The holy and uncorrupted arm of an ancient saint is crossing the country in a two-week tour that began this week in Ottawa and Quebec City.
The relic of St. Francis Xavier, whose body lies in Goa, India, will be viewed and venerated by tens of thousands of Catholics as it makes its way from St. John’s to Victoria as part of a tour conducted by Catholic Christian Outreach, a university campus-based religious organization. The arm will also spend a day at St. Francis Xavier University in Nova Scotia.
“St. Francis is the patron saint of our organization. We just really love him,” said Angèle Regnier, the co-founder of CCO. “We want to keep the Catholic faith alive for university students. So many young people go to university and in that freedom and all that university life has to give, they walk away from the Catholic faith.”
It’s a path similar to that of St. Francis, himself.
“That’s what St. Francis was in his day. He was an athlete, good-looking, he dressed well, he danced and partied more than he studied,” Regnier said. “Thanks to the witness of his roommates, after a few years, he came to the realization that not everything that was meaningful was found in just the pleasures of life.”
After he died in 1552, St. Francis’s uncorrupted body was returned to Goa, where it remains 465 years later.
“What’s remarkable about the body itself is that it did not decompose over the last centuries,” said Ottawa Archbishop Terrence Prendergast. “Obviously it shrivelled up and dried but it didn’t go through the normal decaying process and that’s a sign of special status.”
Other miraculous deeds were attributed to the saint including numerous cures of strange maladies and delivering holy communion while levitating. By one account, a crab recovered his crucifix after he dropped it into the sea.
“They don’t divide up bodies anymore, but they did in that era,” said Archbishop Prendergast. The holy man’s arm was delivered to Rome, where it is normally displayed in an elaborate gilded case. The relic rarely leaves the city, but the church granted special permission to mark CCO’s 30th anniversary.
The arm will travel between cities in a padded duffel bag in a seat of its own on Air Canada.
Regnier admits it can be difficult to explain to those who are not Catholic the reverence believers hold for the relic.
Catholics don’t pray to the relics themselves; rather, the items are venerated. They are believed to help facilitate a spiritual connection to the saint, who can intervene with God on the petitioner’s behalf.
“We have been doing this for 2,000 years. We honour the bones and clothing of these saints. For us, it’s beautiful to get so close to them, but others might say ‘what are you doing?’ How do you explain it?” she asked, comparing it to the awe many hockey fans might feel when they touch the Stanley Cup.
Being physically close to a relic makes the stories of the Bible and saints vividly real; it also creates a deep sense of intimacy, she said.
“When I had my first experience seeing his arm in Rome, I thought, ‘this saint was a human being, he really lived,’ and it wasn’t macabre.
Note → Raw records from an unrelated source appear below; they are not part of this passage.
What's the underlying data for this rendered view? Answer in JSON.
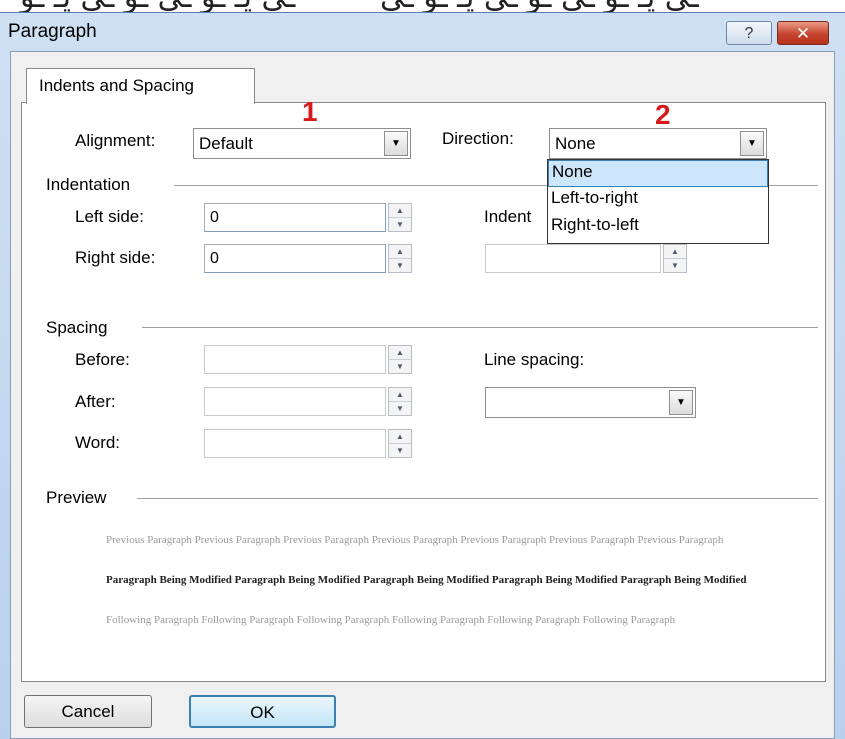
{
  "window": {
    "title": "Paragraph",
    "help_label": "?",
    "close_label": "✕"
  },
  "tab": {
    "label": "Indents and Spacing"
  },
  "general": {
    "alignment_label": "Alignment:",
    "alignment_value": "Default",
    "direction_label": "Direction:",
    "direction_value": "None",
    "direction_options": [
      "None",
      "Left-to-right",
      "Right-to-left"
    ],
    "direction_selected_index": 0
  },
  "markers": {
    "first": "1",
    "second": "2"
  },
  "indentation": {
    "heading": "Indentation",
    "left_label": "Left side:",
    "left_value": "0",
    "right_label": "Right side:",
    "right_value": "0",
    "indent_label": "Indent",
    "indent_value": ""
  },
  "spacing": {
    "heading": "Spacing",
    "before_label": "Before:",
    "after_label": "After:",
    "word_label": "Word:",
    "line_spacing_label": "Line spacing:",
    "line_spacing_value": ""
  },
  "preview": {
    "heading": "Preview",
    "previous": "Previous Paragraph Previous Paragraph Previous Paragraph Previous Paragraph Previous Paragraph Previous Paragraph Previous Paragraph",
    "current": "Paragraph Being Modified Paragraph Being Modified Paragraph Being Modified Paragraph Being Modified Paragraph Being Modified",
    "following": "Following Paragraph Following Paragraph Following Paragraph Following Paragraph Following Paragraph Following Paragraph"
  },
  "buttons": {
    "cancel": "Cancel",
    "ok": "OK"
  },
  "colors": {
    "marker": "#d61a1a",
    "selection": "#cde6fb",
    "title_bar": "#c4d9f1"
  }
}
It wasn’t the things that people might think,” Regnier said.
“It’s an approach to prayer; you can talk (to him) as a friend. You’re here, your body is here and this is a really incredible and unique prayer experience.”